* [TASK STATEMENT]
Retype every entry precisely and keep each line whole.

* [SUPPLIED DATA]
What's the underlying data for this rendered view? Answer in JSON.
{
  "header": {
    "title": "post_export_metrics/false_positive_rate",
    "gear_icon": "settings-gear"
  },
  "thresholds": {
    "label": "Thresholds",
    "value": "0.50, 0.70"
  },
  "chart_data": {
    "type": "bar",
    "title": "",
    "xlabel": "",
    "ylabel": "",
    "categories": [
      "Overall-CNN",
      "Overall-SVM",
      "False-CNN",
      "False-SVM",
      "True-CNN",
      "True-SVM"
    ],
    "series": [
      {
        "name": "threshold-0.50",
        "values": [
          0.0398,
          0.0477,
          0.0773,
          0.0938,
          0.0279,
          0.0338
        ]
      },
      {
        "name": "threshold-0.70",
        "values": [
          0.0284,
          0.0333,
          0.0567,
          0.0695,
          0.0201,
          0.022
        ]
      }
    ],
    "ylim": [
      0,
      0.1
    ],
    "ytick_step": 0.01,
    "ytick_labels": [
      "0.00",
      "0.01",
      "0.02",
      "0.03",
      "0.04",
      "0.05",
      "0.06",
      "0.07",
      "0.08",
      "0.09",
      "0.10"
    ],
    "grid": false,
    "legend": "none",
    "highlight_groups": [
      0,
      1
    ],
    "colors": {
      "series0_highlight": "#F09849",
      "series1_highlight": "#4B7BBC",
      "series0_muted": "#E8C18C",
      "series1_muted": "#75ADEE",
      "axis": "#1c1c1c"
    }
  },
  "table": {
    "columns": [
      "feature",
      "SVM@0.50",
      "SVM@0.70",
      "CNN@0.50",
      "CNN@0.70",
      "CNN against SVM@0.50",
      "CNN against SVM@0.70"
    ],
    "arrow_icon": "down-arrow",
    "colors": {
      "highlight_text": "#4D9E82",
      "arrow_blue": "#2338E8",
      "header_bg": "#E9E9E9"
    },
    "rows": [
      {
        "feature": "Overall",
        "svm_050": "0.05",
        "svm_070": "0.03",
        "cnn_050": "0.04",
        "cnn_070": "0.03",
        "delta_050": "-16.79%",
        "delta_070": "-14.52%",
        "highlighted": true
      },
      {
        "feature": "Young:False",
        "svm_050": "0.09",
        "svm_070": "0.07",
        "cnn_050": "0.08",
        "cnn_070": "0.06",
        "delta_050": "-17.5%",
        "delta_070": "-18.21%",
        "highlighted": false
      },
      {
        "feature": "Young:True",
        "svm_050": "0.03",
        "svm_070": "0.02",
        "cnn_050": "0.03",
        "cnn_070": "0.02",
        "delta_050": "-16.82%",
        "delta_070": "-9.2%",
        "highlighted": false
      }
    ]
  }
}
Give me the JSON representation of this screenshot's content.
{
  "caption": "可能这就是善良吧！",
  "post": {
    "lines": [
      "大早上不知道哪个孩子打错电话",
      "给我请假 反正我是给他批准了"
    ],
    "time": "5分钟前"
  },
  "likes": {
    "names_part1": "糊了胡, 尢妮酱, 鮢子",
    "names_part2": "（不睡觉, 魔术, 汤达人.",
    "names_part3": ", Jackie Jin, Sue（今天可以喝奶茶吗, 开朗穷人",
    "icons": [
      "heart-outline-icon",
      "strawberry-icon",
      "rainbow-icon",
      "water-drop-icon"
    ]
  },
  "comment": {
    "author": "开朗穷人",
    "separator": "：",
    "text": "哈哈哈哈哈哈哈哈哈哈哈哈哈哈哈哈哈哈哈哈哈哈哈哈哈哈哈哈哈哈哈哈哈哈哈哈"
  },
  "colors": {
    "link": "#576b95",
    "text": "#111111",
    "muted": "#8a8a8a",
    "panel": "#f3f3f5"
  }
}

* [YOUR RESPONSE]
What's the underlying data for this rendered view? Answer in JSON.
{
  "header": {
    "title": "post_export_metrics/false_positive_rate",
    "gear_icon": "settings-gear"
  },
  "thresholds": {
    "label": "Thresholds",
    "value": "0.50, 0.70"
  },
  "chart_data": {
    "type": "bar",
    "title": "",
    "xlabel": "",
    "ylabel": "",
    "categories": [
      "Overall-CNN",
      "Overall-SVM",
      "False-CNN",
      "False-SVM",
      "True-CNN",
      "True-SVM"
    ],
    "series": [
      {
        "name": "threshold-0.50",
        "values": [
          0.0398,
          0.0477,
          0.0773,
          0.0938,
          0.0279,
          0.0338
        ]
      },
      {
        "name": "threshold-0.70",
        "values": [
          0.0284,
          0.0333,
          0.0567,
          0.0695,
          0.0201,
          0.022
        ]
      }
    ],
    "ylim": [
      0,
      0.1
    ],
    "ytick_step": 0.01,
    "ytick_labels": [
      "0.00",
      "0.01",
      "0.02",
      "0.03",
      "0.04",
      "0.05",
      "0.06",
      "0.07",
      "0.08",
      "0.09",
      "0.10"
    ],
    "grid": false,
    "legend": "none",
    "highlight_groups": [
      0,
      1
    ],
    "colors": {
      "series0_highlight": "#F09849",
      "series1_highlight": "#4B7BBC",
      "series0_muted": "#E8C18C",
      "series1_muted": "#75ADEE",
      "axis": "#1c1c1c"
    }
  },
  "table": {
    "columns": [
      "feature",
      "SVM@0.50",
      "SVM@0.70",
      "CNN@0.50",
      "CNN@0.70",
      "CNN against SVM@0.50",
      "CNN against SVM@0.70"
    ],
    "arrow_icon": "down-arrow",
    "colors": {
      "highlight_text": "#4D9E82",
      "arrow_blue": "#2338E8",
      "header_bg": "#E9E9E9"
    },
    "rows": [
      {
        "feature": "Overall",
        "svm_050": "0.05",
        "svm_070": "0.03",
        "cnn_050": "0.04",
        "cnn_070": "0.03",
        "delta_050": "-16.79%",
        "delta_070": "-14.52%",
        "highlighted": true
      },
      {
        "feature": "Young:False",
        "svm_050": "0.09",
        "svm_070": "0.07",
        "cnn_050": "0.08",
        "cnn_070": "0.06",
        "delta_050": "-17.5%",
        "delta_070": "-18.21%",
        "highlighted": false
      },
      {
        "feature": "Young:True",
        "svm_050": "0.03",
        "svm_070": "0.02",
        "cnn_050": "0.03",
        "cnn_070": "0.02",
        "delta_050": "-16.82%",
        "delta_070": "-9.2%",
        "highlighted": false
      }
    ]
  }
}
Give me the JSON representation of this screenshot's content.
{
  "caption": "可能这就是善良吧！",
  "post": {
    "lines": [
      "大早上不知道哪个孩子打错电话",
      "给我请假 反正我是给他批准了"
    ],
    "time": "5分钟前"
  },
  "likes": {
    "names_part1": "糊了胡, 尢妮酱, 鮢子",
    "names_part2": "（不睡觉, 魔术, 汤达人.",
    "names_part3": ", Jackie Jin, Sue（今天可以喝奶茶吗, 开朗穷人",
    "icons": [
      "heart-outline-icon",
      "strawberry-icon",
      "rainbow-icon",
      "water-drop-icon"
    ]
  },
  "comment": {
    "author": "开朗穷人",
    "separator": "：",
    "text": "哈哈哈哈哈哈哈哈哈哈哈哈哈哈哈哈哈哈哈哈哈哈哈哈哈哈哈哈哈哈哈哈哈哈哈哈"
  },
  "colors": {
    "link": "#576b95",
    "text": "#111111",
    "muted": "#8a8a8a",
    "panel": "#f3f3f5"
  }
}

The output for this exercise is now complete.